Old  Glory

       This model of a present day cargo container ship was a commission build for Gulf Stream Marine of Houston.  They wanted a model about 5 feet long that they could use at shipping conferences around the world at their company booth.  This model is almost entirely scratch built.  The four bladed propeller with a left twist and the smoke stack (Lowe’s plumbing elbow) were purchased, everything else was scratch built.
               
               
               


     This was my first venture into this type of vessel as I usually build the historic wood sailing vessels.  In order to make this ship, I was given (via email) the plans for the BBC Mississippi that the model was to resemble.  I had the plans printed, sized to the actual size of the model.  I worked from these plans and was given about 200 photos of the real ship in order to make the machinery on the forecastle and poop deck and other aspects of the ship.  The photos were an absolute must since I had never built such a model and have not visited or been on such a vessel.
        
       
               
               


     As for the construction method, the hull was built in a bread and butter style made up of seven layers of top choice white board.  Three of the layers were hollowed out to reduce weight.  The other types of wood I used for this model were poplar and basswood.  The deck house was made out of layers of poplar and the deck house alone took about 100 hours to complete.  The rail posts were poplar with the railings made from piano wire.  These rail posts were grooved with a small table saw.  Most of the model is made out of wood. 
                                  


      The cargo for the ship was to be turbine windmill blades.  I was given a small model of one to see as I made my master blade at the size needed.  I carved, shaped and sanded the master in about 2 hours.  I then proceeded to make a two part mold using Alumilite RTV silicone.  The mold’s two parts were so large that it caused problems.  I casted 41 blades, discarding one.  They were cast with Alumilite Resin.
      The model was built in 66 days and took 460 hours and 8 minutes.  From the day I started, I did not take a day off.  The ship model weighs 32 pounds.  When the cargo blades were added, the weight increased to 45 pounds.  Scale is around 1/94.

      
   
                         





 Here are some of my Other Wooden Ship Models.

Click on an image to see a larger photo.

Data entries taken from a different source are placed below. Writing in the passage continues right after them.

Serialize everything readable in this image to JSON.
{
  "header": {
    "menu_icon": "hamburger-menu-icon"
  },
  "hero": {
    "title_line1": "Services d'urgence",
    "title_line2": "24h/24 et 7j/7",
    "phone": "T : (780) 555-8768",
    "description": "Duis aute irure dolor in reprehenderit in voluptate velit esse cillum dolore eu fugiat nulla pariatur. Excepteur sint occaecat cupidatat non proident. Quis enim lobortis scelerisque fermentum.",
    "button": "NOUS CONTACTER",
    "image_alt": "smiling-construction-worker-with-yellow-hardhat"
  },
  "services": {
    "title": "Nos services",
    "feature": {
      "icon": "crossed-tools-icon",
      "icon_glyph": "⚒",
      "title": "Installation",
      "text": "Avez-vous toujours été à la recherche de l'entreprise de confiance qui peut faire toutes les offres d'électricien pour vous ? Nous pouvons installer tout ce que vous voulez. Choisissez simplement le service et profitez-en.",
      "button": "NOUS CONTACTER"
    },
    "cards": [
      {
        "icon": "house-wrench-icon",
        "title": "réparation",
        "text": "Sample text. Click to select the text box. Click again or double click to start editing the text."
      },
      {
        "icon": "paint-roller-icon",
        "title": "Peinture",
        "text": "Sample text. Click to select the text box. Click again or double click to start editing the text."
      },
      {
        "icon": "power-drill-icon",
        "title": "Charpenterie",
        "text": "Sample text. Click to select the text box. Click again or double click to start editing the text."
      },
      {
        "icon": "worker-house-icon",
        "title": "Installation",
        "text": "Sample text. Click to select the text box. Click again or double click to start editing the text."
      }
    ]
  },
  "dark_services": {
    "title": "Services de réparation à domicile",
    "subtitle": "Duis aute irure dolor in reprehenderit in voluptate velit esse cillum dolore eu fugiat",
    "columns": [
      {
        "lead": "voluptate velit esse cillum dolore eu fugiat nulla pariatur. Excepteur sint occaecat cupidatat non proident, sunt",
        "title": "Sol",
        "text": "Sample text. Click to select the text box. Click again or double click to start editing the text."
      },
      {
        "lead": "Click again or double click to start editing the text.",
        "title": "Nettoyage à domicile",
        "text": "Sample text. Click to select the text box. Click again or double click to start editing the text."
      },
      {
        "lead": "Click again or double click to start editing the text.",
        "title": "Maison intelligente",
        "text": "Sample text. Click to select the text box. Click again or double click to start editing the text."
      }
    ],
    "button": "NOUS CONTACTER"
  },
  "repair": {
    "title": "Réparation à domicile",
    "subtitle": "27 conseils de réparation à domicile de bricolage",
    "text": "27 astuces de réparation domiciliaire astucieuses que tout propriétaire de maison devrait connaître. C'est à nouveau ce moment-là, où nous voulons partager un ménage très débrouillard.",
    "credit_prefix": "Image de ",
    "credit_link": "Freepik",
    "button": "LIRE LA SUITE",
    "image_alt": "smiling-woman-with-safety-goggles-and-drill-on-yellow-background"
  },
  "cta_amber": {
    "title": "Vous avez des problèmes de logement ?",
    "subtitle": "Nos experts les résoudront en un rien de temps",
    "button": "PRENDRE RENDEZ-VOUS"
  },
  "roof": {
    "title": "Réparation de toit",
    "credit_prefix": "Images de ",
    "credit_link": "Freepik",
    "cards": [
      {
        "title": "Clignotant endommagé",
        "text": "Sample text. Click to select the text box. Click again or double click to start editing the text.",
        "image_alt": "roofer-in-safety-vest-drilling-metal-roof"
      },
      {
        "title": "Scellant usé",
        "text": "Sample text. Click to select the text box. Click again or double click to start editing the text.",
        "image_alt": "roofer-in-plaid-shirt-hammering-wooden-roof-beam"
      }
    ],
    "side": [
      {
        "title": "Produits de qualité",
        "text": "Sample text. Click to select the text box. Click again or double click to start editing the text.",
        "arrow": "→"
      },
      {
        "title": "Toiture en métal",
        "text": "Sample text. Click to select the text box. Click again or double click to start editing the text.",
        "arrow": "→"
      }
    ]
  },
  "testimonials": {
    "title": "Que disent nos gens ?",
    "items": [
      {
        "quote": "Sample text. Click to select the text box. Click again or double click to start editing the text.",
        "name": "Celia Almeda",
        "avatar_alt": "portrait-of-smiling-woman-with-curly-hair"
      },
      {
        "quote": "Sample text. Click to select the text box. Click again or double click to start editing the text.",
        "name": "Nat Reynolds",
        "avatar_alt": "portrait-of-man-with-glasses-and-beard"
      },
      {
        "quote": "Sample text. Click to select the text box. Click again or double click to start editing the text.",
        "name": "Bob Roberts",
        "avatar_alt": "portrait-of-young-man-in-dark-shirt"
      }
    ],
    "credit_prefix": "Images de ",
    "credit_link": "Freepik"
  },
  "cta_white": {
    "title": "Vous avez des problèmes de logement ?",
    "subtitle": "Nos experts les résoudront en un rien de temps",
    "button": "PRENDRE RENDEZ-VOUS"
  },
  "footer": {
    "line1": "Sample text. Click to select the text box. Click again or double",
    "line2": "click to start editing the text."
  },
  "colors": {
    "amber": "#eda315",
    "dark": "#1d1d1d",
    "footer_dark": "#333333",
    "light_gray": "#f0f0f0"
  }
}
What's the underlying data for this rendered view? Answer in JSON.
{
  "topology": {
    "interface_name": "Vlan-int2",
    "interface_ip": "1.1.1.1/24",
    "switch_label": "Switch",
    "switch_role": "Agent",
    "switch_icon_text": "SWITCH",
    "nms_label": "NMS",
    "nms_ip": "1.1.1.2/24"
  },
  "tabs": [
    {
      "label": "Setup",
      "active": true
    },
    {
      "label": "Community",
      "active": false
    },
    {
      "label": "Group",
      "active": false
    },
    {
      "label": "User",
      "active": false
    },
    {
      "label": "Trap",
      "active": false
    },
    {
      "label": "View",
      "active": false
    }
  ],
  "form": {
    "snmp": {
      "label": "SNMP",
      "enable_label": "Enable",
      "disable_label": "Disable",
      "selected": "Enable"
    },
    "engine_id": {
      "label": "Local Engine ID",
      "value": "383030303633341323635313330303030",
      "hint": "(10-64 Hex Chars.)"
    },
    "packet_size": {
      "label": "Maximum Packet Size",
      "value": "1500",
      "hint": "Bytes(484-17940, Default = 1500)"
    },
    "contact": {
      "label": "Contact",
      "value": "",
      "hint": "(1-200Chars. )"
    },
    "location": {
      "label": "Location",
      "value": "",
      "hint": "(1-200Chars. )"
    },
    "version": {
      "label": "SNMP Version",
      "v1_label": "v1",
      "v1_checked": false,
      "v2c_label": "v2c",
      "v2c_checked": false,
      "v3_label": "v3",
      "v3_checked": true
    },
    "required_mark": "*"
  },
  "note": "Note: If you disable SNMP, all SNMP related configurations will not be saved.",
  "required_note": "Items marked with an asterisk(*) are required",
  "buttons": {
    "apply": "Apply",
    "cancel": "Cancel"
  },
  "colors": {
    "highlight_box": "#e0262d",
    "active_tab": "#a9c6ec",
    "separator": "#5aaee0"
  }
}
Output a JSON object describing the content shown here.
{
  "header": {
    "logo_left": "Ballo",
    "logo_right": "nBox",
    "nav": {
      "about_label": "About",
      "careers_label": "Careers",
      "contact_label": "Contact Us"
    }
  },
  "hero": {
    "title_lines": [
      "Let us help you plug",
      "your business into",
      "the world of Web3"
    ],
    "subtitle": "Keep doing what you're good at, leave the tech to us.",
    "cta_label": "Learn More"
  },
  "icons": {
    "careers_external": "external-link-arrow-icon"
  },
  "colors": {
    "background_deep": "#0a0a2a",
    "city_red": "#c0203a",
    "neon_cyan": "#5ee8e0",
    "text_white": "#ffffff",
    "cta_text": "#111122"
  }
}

Just below is a 1/48 scale scratch built carrack using cherry, walnut and ebony.


               
his isa
             

     The models in the row just above are made with kits.  They are a Mamoli galleon, blockade runner and the Mamoli USS Constitution (Best of Show Austin 1998).  Just below is a 1/25 scale scratch built galleon.


                                                  
            

     Just above is a schooner made from a Corel kit depicting Stephen Fuller Austin's  supply ship, the Lively, for my Texas History class.